NIH researchers have discovered a rare and sometimes lethal inflammatory disease—otulipenia—that primarily affects young children. Scientists have also identified anti-inflammatory treatments that ease some of the patients’ symptoms: fever, skin rashes, diarrhea, joint pain and overall failure to grow or thrive.
Otulipenia is caused by the malfunction of OTULIN, a single gene on chromosome 5. When functioning properly, OTULIN regulates the development of new blood vessels and mobilization of cells and proteins to fight infection. Researchers published their findings Aug. 22 in the early edition of the Proceedings of the National Academy of Sciences.
Contributing to the work were researchers from NHGRI, NIAID, NIAMS, NHLBI and the Clinical Center, along with colleagues in Turkey and the United Kingdom.
“The results have been amazing and life-changing for these children and their families,” said study co-author Dr. Daniel Kastner, NHGRI scientific director and head of NHGRI’s inflammatory disease section. “We have achieved the important goal of helping these young patients and made progress in understanding the biological pathways and proteins that are important for the regulation of the immune system’s responses.”
Cells use biological pathways to send and receive chemical cues in reaction to injury, infection or stress.

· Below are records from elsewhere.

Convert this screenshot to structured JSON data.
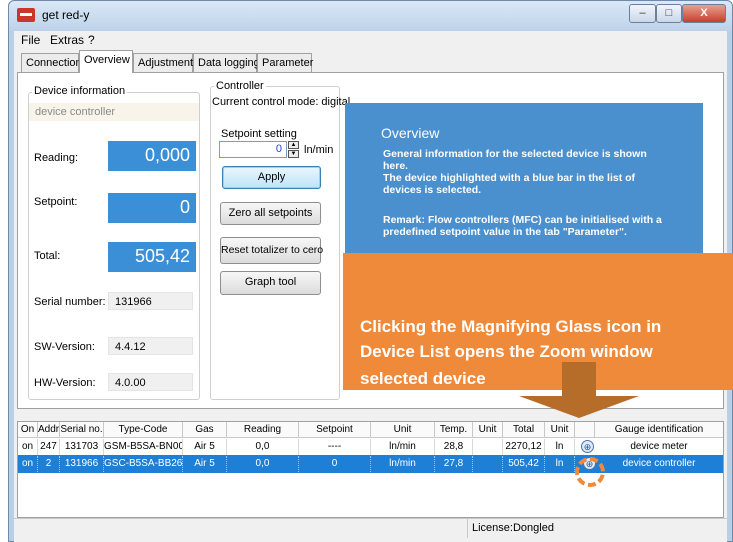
{
  "window": {
    "title": "get red-y",
    "minimize": "–",
    "maximize": "□",
    "close": "X"
  },
  "menu": [
    "File",
    "Extras",
    "?"
  ],
  "tabs": [
    "Connection",
    "Overview",
    "Adjustment",
    "Data logging",
    "Parameter"
  ],
  "device_info": {
    "title": "Device information",
    "device_name": "device controller",
    "reading_label": "Reading:",
    "reading_value": "0,000",
    "setpoint_label": "Setpoint:",
    "setpoint_value": "0",
    "total_label": "Total:",
    "total_value": "505,42",
    "serial_label": "Serial number:",
    "serial_value": "131966",
    "sw_label": "SW-Version:",
    "sw_value": "4.4.12",
    "hw_label": "HW-Version:",
    "hw_value": "4.0.00"
  },
  "controller": {
    "title": "Controller",
    "mode": "Current control mode: digital",
    "setpoint_setting_label": "Setpoint setting",
    "setpoint_setting_value": "0",
    "unit": "ln/min",
    "apply": "Apply",
    "zero_all": "Zero all setpoints",
    "reset_totalizer": "Reset totalizer to cero",
    "graph_tool": "Graph tool"
  },
  "overview": {
    "title": "Overview",
    "lines": [
      "General information for the selected device is shown",
      "here.",
      "The device highlighted with a blue bar in the list of",
      "devices is selected.",
      "",
      "Remark: Flow controllers (MFC) can be initialised with a",
      "predefined setpoint value in the tab \"Parameter\"."
    ]
  },
  "tooltip": {
    "lines": [
      "Clicking the Magnifying Glass icon in",
      "Device List opens the Zoom window",
      "selected device"
    ]
  },
  "table": {
    "headers": [
      "On",
      "Addr.",
      "Serial no.",
      "Type-Code",
      "Gas",
      "Reading",
      "Setpoint",
      "Unit",
      "Temp.",
      "Unit",
      "Total",
      "Unit",
      "",
      "Gauge identification"
    ],
    "rows": [
      [
        "on",
        "247",
        "131703",
        "GSM-B5SA-BN00",
        "Air 5",
        "0,0",
        "----",
        "ln/min",
        "28,8",
        "",
        "2270,12",
        "ln",
        "",
        "device meter"
      ],
      [
        "on",
        "2",
        "131966",
        "GSC-B5SA-BB26",
        "Air 5",
        "0,0",
        "0",
        "ln/min",
        "27,8",
        "",
        "505,42",
        "ln",
        "",
        "device controller"
      ]
    ],
    "selected_row": 1
  },
  "status": {
    "license": "License:Dongled"
  },
  "colors": {
    "selection": "#1e7fd6",
    "value_box": "#3a8fd6",
    "tooltip": "#f08a3b"
  },
  "icons": {
    "zoom": "magnifying-glass-icon",
    "spin_up": "▲",
    "spin_down": "▼"
  }
}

Otulipenia is one of several inflammatory diseases that occur when the immune system attacks the host’s own tissues. Inflammation is the body’s natural response to invading bacteria or viruses. The body releases chemicals that cause blood vessels to leak and tissues to swell in order to isolate a foreign substance from further contact with the body’s tissues. Inflammatory diseases affecting the whole body are caused by mutations in genes like OTULIN that are part of a person’s innate immunity (the cells and proteins present at birth that fight